## Records shown
[Start of Attachment]

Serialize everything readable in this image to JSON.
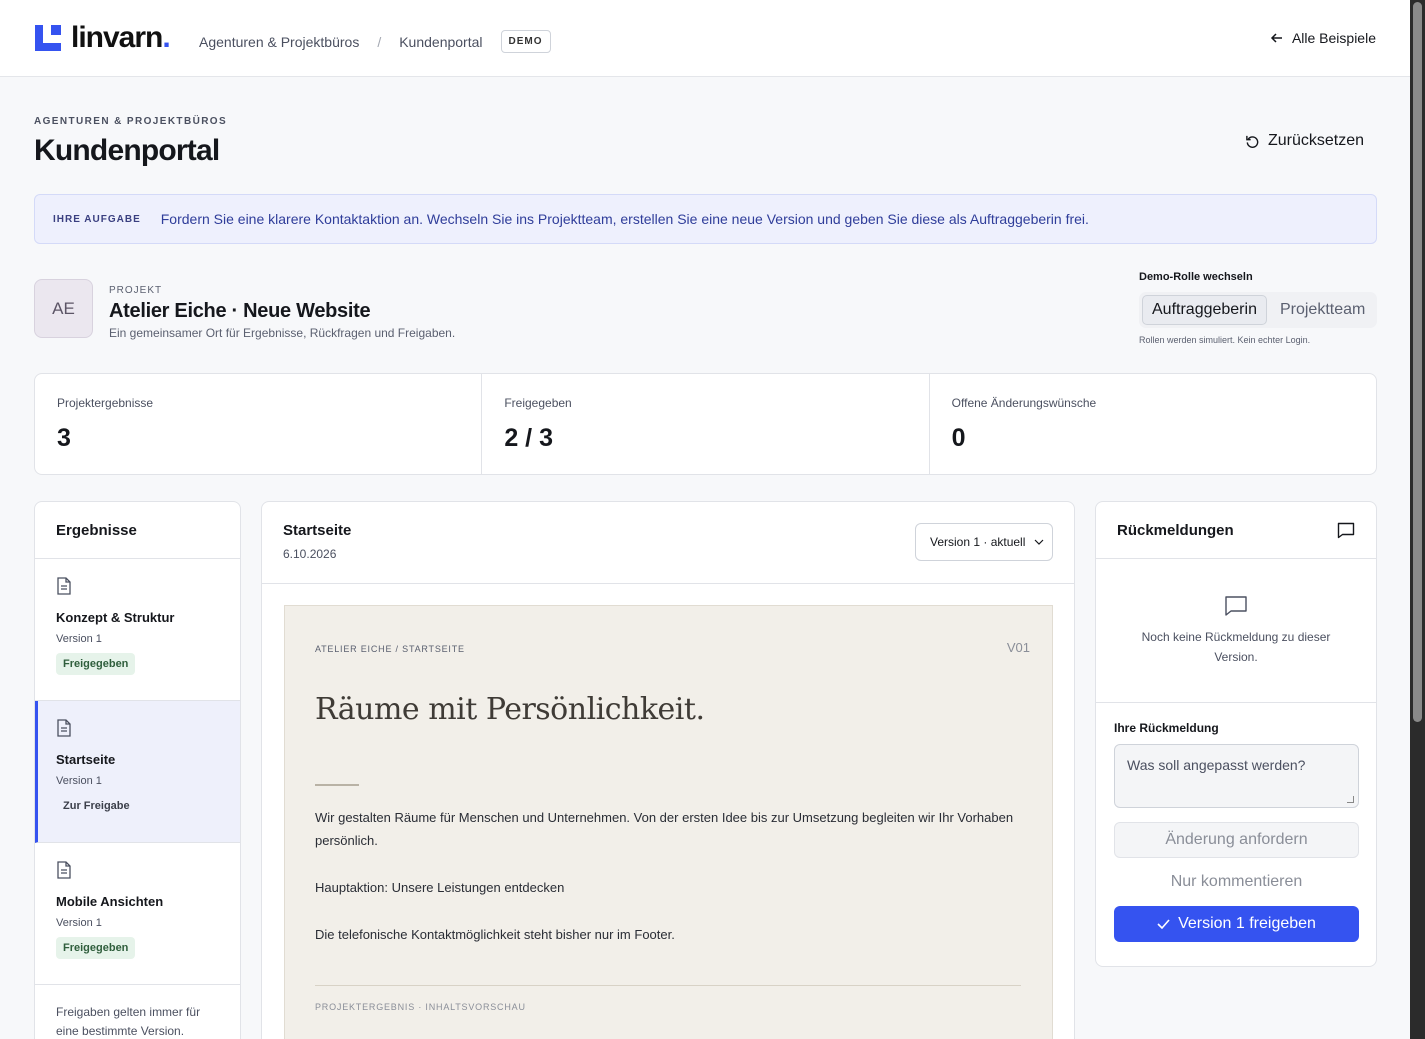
{
  "topbar": {
    "brand": "linvarn",
    "brand_dot": ".",
    "breadcrumb": [
      "Agenturen & Projektbüros",
      "Kundenportal"
    ],
    "badge": "DEMO",
    "back_label": "Alle Beispiele"
  },
  "header": {
    "eyebrow": "AGENTUREN & PROJEKTBÜROS",
    "title": "Kundenportal",
    "reset_label": "Zurücksetzen"
  },
  "task": {
    "label": "IHRE AUFGABE",
    "text": "Fordern Sie eine klarere Kontaktaktion an. Wechseln Sie ins Projektteam, erstellen Sie eine neue Version und geben Sie diese als Auftraggeberin frei."
  },
  "project": {
    "initials": "AE",
    "eyebrow": "PROJEKT",
    "title": "Atelier Eiche · Neue Website",
    "subtitle": "Ein gemeinsamer Ort für Ergebnisse, Rückfragen und Freigaben."
  },
  "role": {
    "label": "Demo-Rolle wechseln",
    "options": [
      "Auftraggeberin",
      "Projektteam"
    ],
    "selected": "Auftraggeberin",
    "note": "Rollen werden simuliert. Kein echter Login."
  },
  "stats": [
    {
      "label": "Projektergebnisse",
      "value": "3"
    },
    {
      "label": "Freigegeben",
      "value": "2 / 3"
    },
    {
      "label": "Offene Änderungswünsche",
      "value": "0"
    }
  ],
  "results": {
    "title": "Ergebnisse",
    "items": [
      {
        "title": "Konzept & Struktur",
        "version": "Version 1",
        "status": "Freigegeben"
      },
      {
        "title": "Startseite",
        "version": "Version 1",
        "status": "Zur Freigabe"
      },
      {
        "title": "Mobile Ansichten",
        "version": "Version 1",
        "status": "Freigegeben"
      }
    ],
    "note": "Freigaben gelten immer für eine bestimmte Version."
  },
  "detail": {
    "title": "Startseite",
    "date": "6.10.2026",
    "version_select": "Version 1 · aktuell",
    "preview": {
      "eyebrow": "ATELIER EICHE / STARTSEITE",
      "version": "V01",
      "headline": "Räume mit Persönlichkeit.",
      "intro": "Wir gestalten Räume für Menschen und Unternehmen. Von der ersten Idee bis zur Umsetzung begleiten wir Ihr Vorhaben persönlich.",
      "cta": "Hauptaktion: Unsere Leistungen entdecken",
      "contact": "Die telefonische Kontaktmöglichkeit steht bisher nur im Footer.",
      "footer": "PROJEKTERGEBNIS · INHALTSVORSCHAU"
    }
  },
  "feedback": {
    "title": "Rückmeldungen",
    "empty": "Noch keine Rückmeldung zu dieser Version.",
    "form_label": "Ihre Rückmeldung",
    "placeholder": "Was soll angepasst werden?",
    "request_label": "Änderung anfordern",
    "comment_label": "Nur kommentieren",
    "approve_label": "Version 1 freigeben"
  },
  "colors": {
    "accent": "#3553f0",
    "banner_bg": "#eef0fd",
    "approved_bg": "#e6f3ea"
  }
}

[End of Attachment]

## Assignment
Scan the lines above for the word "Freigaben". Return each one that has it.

## Answer section
    "subtitle": "Ein gemeinsamer Ort für Ergebnisse, Rückfragen und Freigaben."
    "note": "Freigaben gelten immer für eine bestimmte Version."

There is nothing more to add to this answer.